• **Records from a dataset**
◆ ◆ ◆ ◆

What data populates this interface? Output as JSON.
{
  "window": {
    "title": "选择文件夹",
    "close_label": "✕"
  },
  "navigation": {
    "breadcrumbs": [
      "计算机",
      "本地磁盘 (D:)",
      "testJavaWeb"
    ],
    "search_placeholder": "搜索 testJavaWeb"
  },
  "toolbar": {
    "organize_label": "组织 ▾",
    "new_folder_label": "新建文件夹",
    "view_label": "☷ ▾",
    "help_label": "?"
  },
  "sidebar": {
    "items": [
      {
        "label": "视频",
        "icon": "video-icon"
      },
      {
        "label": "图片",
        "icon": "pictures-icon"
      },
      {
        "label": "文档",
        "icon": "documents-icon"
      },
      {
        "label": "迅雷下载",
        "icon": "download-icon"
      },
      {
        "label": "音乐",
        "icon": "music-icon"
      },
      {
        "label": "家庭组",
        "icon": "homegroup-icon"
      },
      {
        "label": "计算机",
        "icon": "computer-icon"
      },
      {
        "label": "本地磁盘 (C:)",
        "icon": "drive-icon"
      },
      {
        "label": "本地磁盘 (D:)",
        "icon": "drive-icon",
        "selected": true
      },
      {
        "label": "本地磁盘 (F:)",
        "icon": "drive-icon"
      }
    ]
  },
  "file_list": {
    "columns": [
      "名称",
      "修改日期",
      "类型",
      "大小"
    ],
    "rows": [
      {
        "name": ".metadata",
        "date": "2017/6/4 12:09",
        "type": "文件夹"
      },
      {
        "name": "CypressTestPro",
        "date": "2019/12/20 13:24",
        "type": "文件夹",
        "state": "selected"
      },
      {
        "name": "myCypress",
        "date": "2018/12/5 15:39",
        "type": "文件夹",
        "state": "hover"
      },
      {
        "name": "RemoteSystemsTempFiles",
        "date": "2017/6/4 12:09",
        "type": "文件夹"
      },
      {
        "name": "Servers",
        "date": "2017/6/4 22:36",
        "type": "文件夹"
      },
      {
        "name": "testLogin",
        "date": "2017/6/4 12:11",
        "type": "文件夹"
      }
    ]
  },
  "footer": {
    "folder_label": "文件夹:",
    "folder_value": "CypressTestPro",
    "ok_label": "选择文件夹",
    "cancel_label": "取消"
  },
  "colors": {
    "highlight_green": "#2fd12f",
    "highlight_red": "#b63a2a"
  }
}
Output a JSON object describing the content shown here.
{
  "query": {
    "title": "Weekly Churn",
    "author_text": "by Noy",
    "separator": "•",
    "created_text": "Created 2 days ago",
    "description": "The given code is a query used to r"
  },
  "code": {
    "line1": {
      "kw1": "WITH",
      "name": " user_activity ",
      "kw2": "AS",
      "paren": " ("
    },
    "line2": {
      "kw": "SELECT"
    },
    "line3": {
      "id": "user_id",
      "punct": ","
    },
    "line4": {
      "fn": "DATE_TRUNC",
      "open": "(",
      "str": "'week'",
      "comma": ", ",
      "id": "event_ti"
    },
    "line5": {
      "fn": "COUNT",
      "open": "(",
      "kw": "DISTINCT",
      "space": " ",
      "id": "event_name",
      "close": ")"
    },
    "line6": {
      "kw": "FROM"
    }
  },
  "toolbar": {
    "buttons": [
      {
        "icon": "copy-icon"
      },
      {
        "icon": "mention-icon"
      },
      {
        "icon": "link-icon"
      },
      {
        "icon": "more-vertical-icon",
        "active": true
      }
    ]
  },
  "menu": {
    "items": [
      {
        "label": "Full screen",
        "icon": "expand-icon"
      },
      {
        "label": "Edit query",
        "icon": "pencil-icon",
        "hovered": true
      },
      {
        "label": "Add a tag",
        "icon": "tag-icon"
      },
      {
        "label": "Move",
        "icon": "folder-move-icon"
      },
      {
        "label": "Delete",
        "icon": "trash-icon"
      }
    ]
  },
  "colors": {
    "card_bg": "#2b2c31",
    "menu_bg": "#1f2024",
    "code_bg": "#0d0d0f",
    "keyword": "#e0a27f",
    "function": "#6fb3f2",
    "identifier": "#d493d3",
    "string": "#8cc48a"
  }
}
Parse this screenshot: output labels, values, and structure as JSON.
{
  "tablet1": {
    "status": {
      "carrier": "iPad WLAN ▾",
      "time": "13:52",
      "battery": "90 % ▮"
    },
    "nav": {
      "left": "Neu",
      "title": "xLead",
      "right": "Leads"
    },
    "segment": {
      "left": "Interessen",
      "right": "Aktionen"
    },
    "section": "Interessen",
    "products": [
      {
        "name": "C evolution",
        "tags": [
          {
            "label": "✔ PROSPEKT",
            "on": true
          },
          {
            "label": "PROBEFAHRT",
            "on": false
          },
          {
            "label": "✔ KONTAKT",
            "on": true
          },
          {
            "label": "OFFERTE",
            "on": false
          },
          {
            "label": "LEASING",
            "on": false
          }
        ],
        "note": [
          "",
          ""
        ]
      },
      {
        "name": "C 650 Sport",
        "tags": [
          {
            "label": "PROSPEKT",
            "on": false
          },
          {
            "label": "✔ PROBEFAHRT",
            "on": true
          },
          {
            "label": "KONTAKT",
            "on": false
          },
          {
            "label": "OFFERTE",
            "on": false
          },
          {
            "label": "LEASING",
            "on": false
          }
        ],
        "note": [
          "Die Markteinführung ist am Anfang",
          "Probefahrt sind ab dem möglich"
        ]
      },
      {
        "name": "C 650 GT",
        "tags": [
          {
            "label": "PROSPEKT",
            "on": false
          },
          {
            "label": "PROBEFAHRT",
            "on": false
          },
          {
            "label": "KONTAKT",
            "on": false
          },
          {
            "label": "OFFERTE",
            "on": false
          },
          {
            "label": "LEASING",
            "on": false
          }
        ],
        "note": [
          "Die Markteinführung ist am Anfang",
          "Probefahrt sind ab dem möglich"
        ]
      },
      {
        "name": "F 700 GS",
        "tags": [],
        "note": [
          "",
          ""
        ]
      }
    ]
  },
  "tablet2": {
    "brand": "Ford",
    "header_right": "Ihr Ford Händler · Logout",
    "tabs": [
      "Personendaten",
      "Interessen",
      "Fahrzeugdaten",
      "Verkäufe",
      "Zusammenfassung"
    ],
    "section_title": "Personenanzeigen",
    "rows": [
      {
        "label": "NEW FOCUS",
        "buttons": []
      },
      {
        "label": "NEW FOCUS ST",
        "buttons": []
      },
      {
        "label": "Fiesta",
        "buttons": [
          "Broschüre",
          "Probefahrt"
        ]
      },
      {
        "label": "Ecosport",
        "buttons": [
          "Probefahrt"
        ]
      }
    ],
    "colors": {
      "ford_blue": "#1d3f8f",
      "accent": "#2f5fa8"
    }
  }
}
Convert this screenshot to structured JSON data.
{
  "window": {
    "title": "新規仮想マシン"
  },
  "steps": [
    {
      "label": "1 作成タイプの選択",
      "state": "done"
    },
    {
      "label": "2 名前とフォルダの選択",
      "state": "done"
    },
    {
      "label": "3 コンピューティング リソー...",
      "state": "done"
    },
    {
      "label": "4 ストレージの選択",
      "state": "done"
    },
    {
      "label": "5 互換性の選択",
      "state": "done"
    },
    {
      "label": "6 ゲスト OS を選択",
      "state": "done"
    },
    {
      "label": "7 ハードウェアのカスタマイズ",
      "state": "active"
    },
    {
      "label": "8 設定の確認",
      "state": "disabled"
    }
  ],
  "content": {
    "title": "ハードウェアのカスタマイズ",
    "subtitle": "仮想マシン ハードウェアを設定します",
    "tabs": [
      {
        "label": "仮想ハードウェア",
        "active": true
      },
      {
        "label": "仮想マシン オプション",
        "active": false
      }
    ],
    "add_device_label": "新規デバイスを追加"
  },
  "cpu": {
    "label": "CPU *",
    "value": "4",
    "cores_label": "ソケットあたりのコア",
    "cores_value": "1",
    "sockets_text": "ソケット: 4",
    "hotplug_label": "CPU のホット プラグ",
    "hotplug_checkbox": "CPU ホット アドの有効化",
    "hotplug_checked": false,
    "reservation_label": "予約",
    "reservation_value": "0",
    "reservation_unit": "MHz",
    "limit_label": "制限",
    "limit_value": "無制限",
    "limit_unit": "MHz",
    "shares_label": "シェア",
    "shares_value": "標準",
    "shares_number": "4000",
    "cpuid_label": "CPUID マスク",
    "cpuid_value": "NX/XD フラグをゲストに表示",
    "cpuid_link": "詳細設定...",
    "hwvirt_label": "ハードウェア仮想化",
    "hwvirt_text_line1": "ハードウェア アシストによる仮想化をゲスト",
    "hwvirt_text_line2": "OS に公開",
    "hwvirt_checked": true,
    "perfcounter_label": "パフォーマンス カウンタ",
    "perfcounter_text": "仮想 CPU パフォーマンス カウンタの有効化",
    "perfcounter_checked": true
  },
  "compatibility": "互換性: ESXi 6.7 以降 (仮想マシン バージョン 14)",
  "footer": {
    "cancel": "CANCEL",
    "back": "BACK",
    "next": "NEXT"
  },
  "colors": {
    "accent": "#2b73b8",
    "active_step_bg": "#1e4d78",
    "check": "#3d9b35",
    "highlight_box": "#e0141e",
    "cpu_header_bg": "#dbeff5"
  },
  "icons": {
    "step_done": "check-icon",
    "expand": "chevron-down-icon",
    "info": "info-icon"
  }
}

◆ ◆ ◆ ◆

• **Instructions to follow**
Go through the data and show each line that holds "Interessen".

• **Response area**
      "left": "Interessen",
    "section": "Interessen",
      "Interessen",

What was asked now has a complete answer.